I also tested the 750 Ti against last year’s GTX 650 Ti. When averaging all the benchmarks together, Nvidia’s 750 Ti is 22% faster than the 600 series card. The 750 Ti’s performance is impressive, as the 650 Ti almost consumes twice the amount of power with its 110W TDP. Nvidia’s 650 Ti card also features a two-slot design, so the 750 Ti is a slimmer, faster, and more powerful GPU overall.
All benchmarks were run on the high settings at 1920×1080, (except when otherwise noted) with 4X FXAA enabled. Our test bed consisted of an Intel Core i7-2700K at stock speeds on a Gigabyte Z68X-UD7-B3 board with 8GB of DDR3/1600 RAM, a 128GB SanDisk Extreme II SSD drive, and a 750W Cooler Master power supply.
DirectX 11 gaming performance: Frames per second: higher is better
750 Ti: 50.1
- R7 260X: 47.7
- Radeon HD 7790: 47.6
- 650 Ti 1GB: 42.0
- 750 Ti Overclocked to 1169MHz: 52.6
Tomb Raider (2013):
- 750 Ti: 65.9
- R7 260X: 59.8
- Radeon HD 7790: 60.4
- 650 Ti 1GB: 57.2
- 750 Ti Overclocked to 1169MHz: 68.7
Metro Last Light:
Settings used: SSAA Enabled, PhysX Disabled
- 750 Ti: 22
- R7 260X: 18.46
- Radeon HD 7790: 18.75
- 650 Ti 1GB: 16.43
- 750 Ti Overclocked to 1169MHz: 23
Batman: Arkham Origins:
Settings used: MSAA 4X, Geometry DX11 Enhanced, Dynamic Shadows DX11 Enhanced, D. O.F. DX11 Enhanced, PhysX Disabled
- 750 Ti: 59
- R7 260X: N/A
- Radeon HD 7790: N/A
- 650 Ti 1GB: 53
- 750 Ti Overclocked to 1169MHz: 61
DirectX 11 tessellation performance: Frames per second: higher is better
3DMark Fire Strike (normal)
- 750 Ti: 3845
- R7 260X: 3713
- Radeon HD 7790: 3664
- 650 Ti 1GB: 3018
- 750 Ti Overclocked to 1169MHz: 4017
Settings used: API: DirectX 11, Quality: Ultra, Tessellation: Extreme, AA X4
- 750 Ti: 23.8
- R7 260X: 19.7
- Radeon HD 7790: 19.7
- 650 Ti 1GB: 17.9
- 750 Ti Overclocked to 1169MHz: 24.4
- 750 Ti: 9557
- R7 260X: 9002
- Radeon HD 7790: 8889
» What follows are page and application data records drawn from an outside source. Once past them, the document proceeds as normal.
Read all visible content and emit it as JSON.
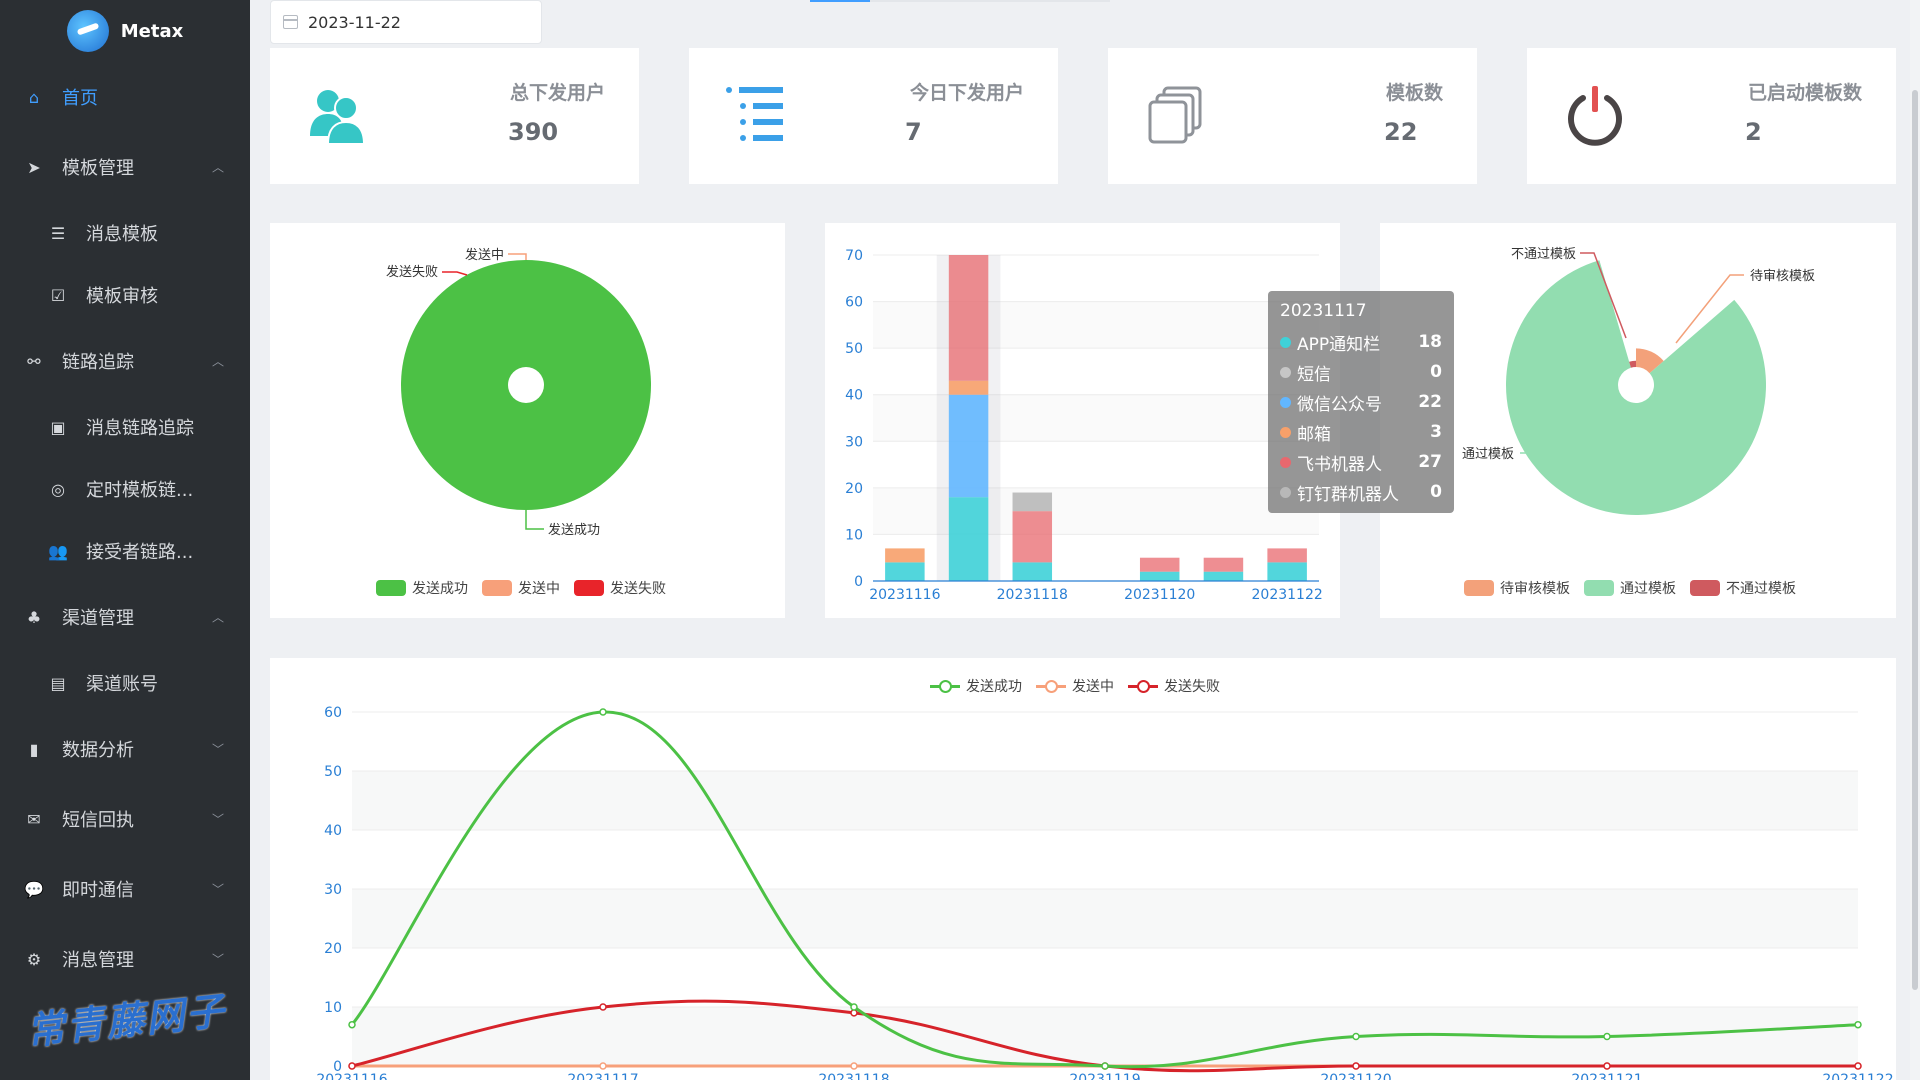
{
  "app": {
    "name": "Metax"
  },
  "sidebar": {
    "items": [
      {
        "label": "首页",
        "icon": "home-icon",
        "active": true
      },
      {
        "label": "模板管理",
        "icon": "send-icon",
        "caret": "up"
      },
      {
        "label": "消息模板",
        "icon": "list-icon",
        "sub": true
      },
      {
        "label": "模板审核",
        "icon": "checkbox-icon",
        "sub": true
      },
      {
        "label": "链路追踪",
        "icon": "share-icon",
        "caret": "up"
      },
      {
        "label": "消息链路追踪",
        "icon": "image-icon",
        "sub": true
      },
      {
        "label": "定时模板链...",
        "icon": "target-icon",
        "sub": true
      },
      {
        "label": "接受者链路...",
        "icon": "users-icon",
        "sub": true
      },
      {
        "label": "渠道管理",
        "icon": "cluster-icon",
        "caret": "up"
      },
      {
        "label": "渠道账号",
        "icon": "account-icon",
        "sub": true
      },
      {
        "label": "数据分析",
        "icon": "bar-chart-icon",
        "caret": "down"
      },
      {
        "label": "短信回执",
        "icon": "sms-icon",
        "caret": "down"
      },
      {
        "label": "即时通信",
        "icon": "chat-icon",
        "caret": "down"
      },
      {
        "label": "消息管理",
        "icon": "message-icon",
        "caret": "down"
      }
    ]
  },
  "date_picker": {
    "value": "2023-11-22"
  },
  "stats": [
    {
      "label": "总下发用户",
      "value": "390",
      "icon": "users-icon",
      "color": "#36c6c6"
    },
    {
      "label": "今日下发用户",
      "value": "7",
      "icon": "list-icon",
      "color": "#3ba0e8"
    },
    {
      "label": "模板数",
      "value": "22",
      "icon": "copy-icon",
      "color": "#8f9399"
    },
    {
      "label": "已启动模板数",
      "value": "2",
      "icon": "power-icon",
      "color": "#e25151"
    }
  ],
  "pie_status": {
    "labels": {
      "sending": "发送中",
      "failed": "发送失败",
      "success": "发送成功"
    },
    "legend": [
      "发送成功",
      "发送中",
      "发送失败"
    ],
    "colors": [
      "#4cc145",
      "#f7a07a",
      "#e8242a"
    ]
  },
  "bar_chart": {
    "tooltip": {
      "title": "20231117",
      "rows": [
        {
          "name": "APP通知栏",
          "value": "18",
          "color": "#3fd1d8"
        },
        {
          "name": "短信",
          "value": "0",
          "color": "#c6c6c6"
        },
        {
          "name": "微信公众号",
          "value": "22",
          "color": "#62b7ff"
        },
        {
          "name": "邮箱",
          "value": "3",
          "color": "#f7a06a"
        },
        {
          "name": "飞书机器人",
          "value": "27",
          "color": "#e8686e"
        },
        {
          "name": "钉钉群机器人",
          "value": "0",
          "color": "#b8b8b8"
        }
      ]
    }
  },
  "pie_templates": {
    "labels": {
      "rejected": "不通过模板",
      "pending": "待审核模板",
      "passed": "通过模板"
    },
    "legend": [
      "待审核模板",
      "通过模板",
      "不通过模板"
    ],
    "colors": [
      "#f3a17a",
      "#92ddb0",
      "#cf5a5f"
    ]
  },
  "line_legend": [
    "发送成功",
    "发送中",
    "发送失败"
  ],
  "chart_data": [
    {
      "type": "pie",
      "title": "",
      "categories": [
        "发送成功",
        "发送中",
        "发送失败"
      ],
      "values": [
        390,
        0,
        0
      ]
    },
    {
      "type": "bar",
      "stacked": true,
      "categories": [
        "20231116",
        "20231117",
        "20231118",
        "20231119",
        "20231120",
        "20231121",
        "20231122"
      ],
      "tick_labels": [
        "20231116",
        "20231118",
        "20231120",
        "20231122"
      ],
      "ylim": [
        0,
        70
      ],
      "yticks": [
        0,
        10,
        20,
        30,
        40,
        50,
        60,
        70
      ],
      "series": [
        {
          "name": "APP通知栏",
          "values": [
            4,
            18,
            4,
            0,
            2,
            2,
            4
          ]
        },
        {
          "name": "短信",
          "values": [
            0,
            0,
            0,
            0,
            0,
            0,
            0
          ]
        },
        {
          "name": "微信公众号",
          "values": [
            0,
            22,
            0,
            0,
            0,
            0,
            0
          ]
        },
        {
          "name": "邮箱",
          "values": [
            3,
            3,
            0,
            0,
            0,
            0,
            0
          ]
        },
        {
          "name": "飞书机器人",
          "values": [
            0,
            27,
            11,
            0,
            3,
            3,
            3
          ]
        },
        {
          "name": "钉钉群机器人",
          "values": [
            0,
            0,
            4,
            0,
            0,
            0,
            0
          ]
        }
      ]
    },
    {
      "type": "pie",
      "title": "",
      "categories": [
        "待审核模板",
        "通过模板",
        "不通过模板"
      ],
      "values": [
        3,
        18,
        1
      ]
    },
    {
      "type": "line",
      "x": [
        "20231116",
        "20231117",
        "20231118",
        "20231119",
        "20231120",
        "20231121",
        "20231122"
      ],
      "ylim": [
        0,
        60
      ],
      "yticks": [
        0,
        10,
        20,
        30,
        40,
        50,
        60
      ],
      "series": [
        {
          "name": "发送成功",
          "values": [
            7,
            60,
            10,
            0,
            5,
            5,
            7
          ],
          "color": "#4cc145"
        },
        {
          "name": "发送中",
          "values": [
            0,
            0,
            0,
            0,
            0,
            0,
            0
          ],
          "color": "#f7a07a"
        },
        {
          "name": "发送失败",
          "values": [
            0,
            10,
            9,
            0,
            0,
            0,
            0
          ],
          "color": "#d6232a"
        }
      ]
    }
  ],
  "watermark": "常青藤网子"
}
- 650 Ti 1GB: 8173
- 750 Ti Overclocked to 1169MHz: 10047
At $150 the 750 Ti offers impressive bang for buck performance. I saw the card effortlessly handle games at 1080p with high settings. Every game I used for benchmarking, except the punishing Metro: Last Light, naturally, ran at a silky smooth 50-60 FPS.
I’m really impressed by its miniscule power consumption, no additional power connectors required. I also appreciate the sleek 5.7″ single-slot design, which makes this card great for living room friendly small-form-factor PCs. That’s a wise design choice with the Steam Box revolution right around corner.
There’s not much to moan about with the 750 Ti, however, if you’re looking for a $150 video card that supports dual-GPU capabilities, keep looking. The 750 Ti doesn’t support SLI, so if you want a budget card that will let you add a second GPU down the line, I’d recommend a trip to AMD country for R7 260X.
Also, the R7 260X currently comes bundled with two games, and the 750 Ti does not, at least as of this writing. This is by no means a deal breaker, but getting to pick between Thief (coming out February 25th), Deus Ex: Human Revolution, Hitman Absolution, Dirt 3, and Sleeping Dogs is something to consider, especially if that lack of SLI support is bumming you out.